__Problem statement__
Looking at the records below, say how many lines include "this", and add nothing else.

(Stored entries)
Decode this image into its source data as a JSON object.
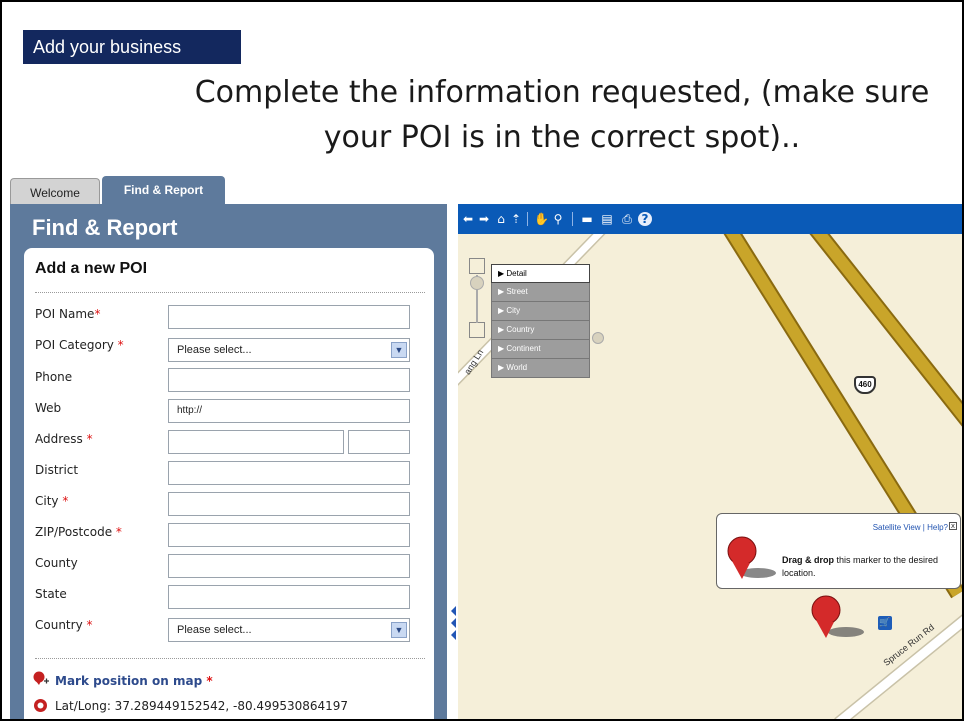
{
  "banner": "Add your business",
  "headline": "Complete the information requested, (make sure your POI is in the correct spot)..",
  "tabs": {
    "welcome": "Welcome",
    "find_report": "Find & Report"
  },
  "panel_title": "Find & Report",
  "form": {
    "title": "Add a new POI",
    "fields": {
      "poi_name": {
        "label": "POI Name",
        "req": "*"
      },
      "poi_category": {
        "label": "POI Category ",
        "req": "*",
        "value": "Please select..."
      },
      "phone": {
        "label": "Phone"
      },
      "web": {
        "label": "Web",
        "value": "http://"
      },
      "address": {
        "label": "Address ",
        "req": "*"
      },
      "district": {
        "label": "District"
      },
      "city": {
        "label": "City ",
        "req": "*"
      },
      "zip": {
        "label": "ZIP/Postcode ",
        "req": "*"
      },
      "county": {
        "label": "County"
      },
      "state": {
        "label": "State"
      },
      "country": {
        "label": "Country ",
        "req": "*",
        "value": "Please select..."
      }
    },
    "mark_position": {
      "label": "Mark position on map",
      "req": "*"
    },
    "latlong": "Lat/Long: 37.289449152542, -80.499530864197"
  },
  "map": {
    "zoom_levels": [
      "Detail",
      "Street",
      "City",
      "Country",
      "Continent",
      "World"
    ],
    "active_zoom": "Detail",
    "popup": {
      "links": "Satellite View | Help?",
      "close": "x",
      "bold": "Drag & drop",
      "text": " this marker to the desired location."
    },
    "route_shield": "460",
    "streets": {
      "spruce": "Spruce Run Rd",
      "lang": "ang Ln"
    }
  },
  "colors": {
    "banner": "#13285e",
    "toolbar": "#0a5ab7",
    "panel": "#5e7a9c",
    "road": "#c9a52a",
    "marker": "#d42a2a"
  }
}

__Answer section__
2